6. Build a Culture of Engagement

“Employees are most innovative when they are engaged in their work, that work is meaningful, and they understand the part they play in the company’s goals. A culture of engagement depends on employees feeling that they can speak and be heard, which in turn depends on managers who are willing to listen.”

7. Be Open to All Ideas

“Never belittle an idea. The moment you judge a person because of their ideas, they will stop desiring to provide them for you. Keep your environment healthy, and you will avoid the toxicity of bad ideas and good ones being lost.”

8. Ask Them to Research the Broader Business Landscape

“When employees spend time investigating how other businesses in different industries operate, they can draw inspiration from what they see and come up with their own unique ways to apply what they’ve learned to your business. While you can also have them keep an eye on the competition, you must encourage them to explore how other companies innovate to help your business truly differentiate itself.”

9. Get Them in Front of Your Customers

“Customer research doesn’t stop once you’ve built the product. You should regularly put your team in front of customers to learn about their evolving journeys. How does your product fit into their lives? What do they wish it could do? What other problems do they have? If they could wave a magic wand, what would they do to make their lives easier? Customer feedback is oxygen for good ideas.”
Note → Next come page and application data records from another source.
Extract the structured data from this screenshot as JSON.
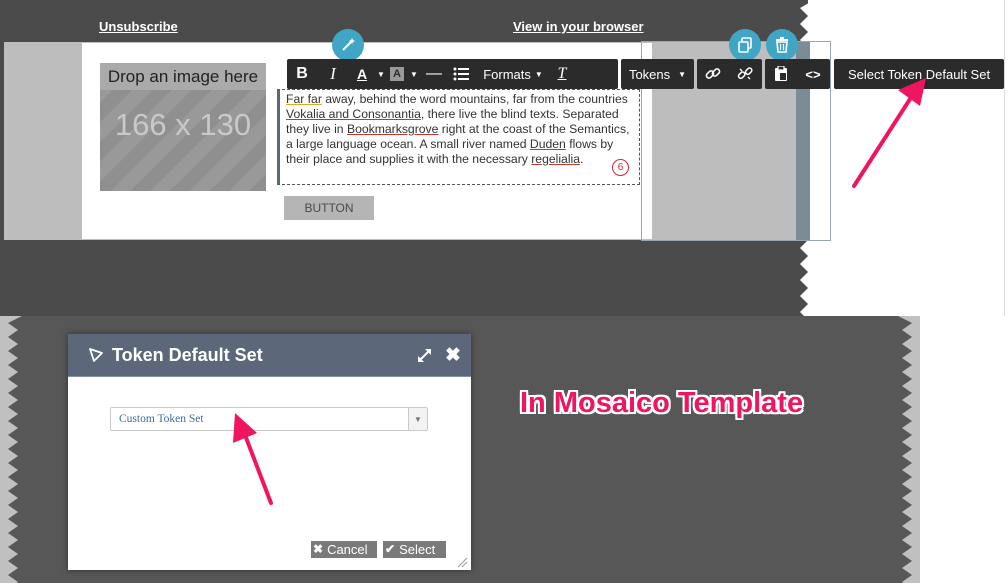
{
  "top": {
    "unsubscribe_link": "Unsubscribe",
    "view_browser_link": "View in your browser"
  },
  "image_block": {
    "caption": "Drop an image here",
    "size": "166 x 130"
  },
  "text_block": {
    "pre1": "Far far",
    "s1": " away, behind the word mountains, far from the countries ",
    "u1": "Vokalia and Consonantia",
    "s2": ", there live the blind texts. Separated they live in ",
    "u2": "Bookmarksgrove",
    "s3": " right at the coast of the Semantics, a large language ocean. A small river named ",
    "u3": "Duden",
    "s4": " flows by their place and supplies it with the necessary ",
    "u4": "regelialia",
    "s5": ".",
    "counter": "6"
  },
  "email_button_label": "BUTTON",
  "toolbar": {
    "formats_label": "Formats",
    "tokens_label": "Tokens",
    "select_token_label": "Select Token Default Set"
  },
  "dialog": {
    "title": "Token Default Set",
    "dropdown_value": "Custom Token Set",
    "cancel_label": "Cancel",
    "select_label": "Select"
  },
  "annotation": "In Mosaico Template",
  "colors": {
    "accent": "#41a6c6",
    "annotation": "#f0155f",
    "toolbar_bg": "#2b2b2b",
    "dialog_header": "#5c6879"
  }
}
10. Listen to Those on the Front Lines

“A great way to encourage innovation from employees is simply to ask them about and value their views and opinions. Some topics I include in my company’s weekly progress meetings are competitors who might have beat us for a deal and why, as well as what was effective and what else could help streamline our process. There’s nothing better than consulting with those on the front lines of your business.”

11. Give Your Team Visibility Into the Bigger Picture

“Give your team the chance to see the big picture. As a leader, it’s your job to inspire your employees to stand out by maintaining transparency and open communication. The innovators and creative thinkers in your company want to know that their work is having a material impact. Giving them that visibility allows them to understand how they can continue to effect change.”

12. Give Them Time to Work on Side Projects

“Every Friday afternoon, everyone in the company is free to work on any side projects that they would like, whether it relates to our business or not. The idea is to enable creative thinking in all different areas, so that everyone can continue to flex those creativity muscles.”

13. Acknowledge All Ideas in a Positive Way, Even If You Disagree

“You should always reward people for their ideas and input, even if you don’t agree with them. Never shoot down somebody’s idea in a negative way, always be appreciative of their suggestion and respectfully disagree if you have to. When somebody does share a good idea, make sure the rest of the team knows it. This will motivate the person who provided the idea and inspire others to share theirs.”

14. Ask for Anonymous Feedback

“For a while, I had a “suggestion box” shared document file where anyone could anonymously submit ideas for our company, regardless of their seniority or position. It’s such a simple idea, but our company has come up with some very successful strategies this way. Removing the fear of looking like a fool or speaking outside of one’s rank has fostered some very creative and effective ideas for us.”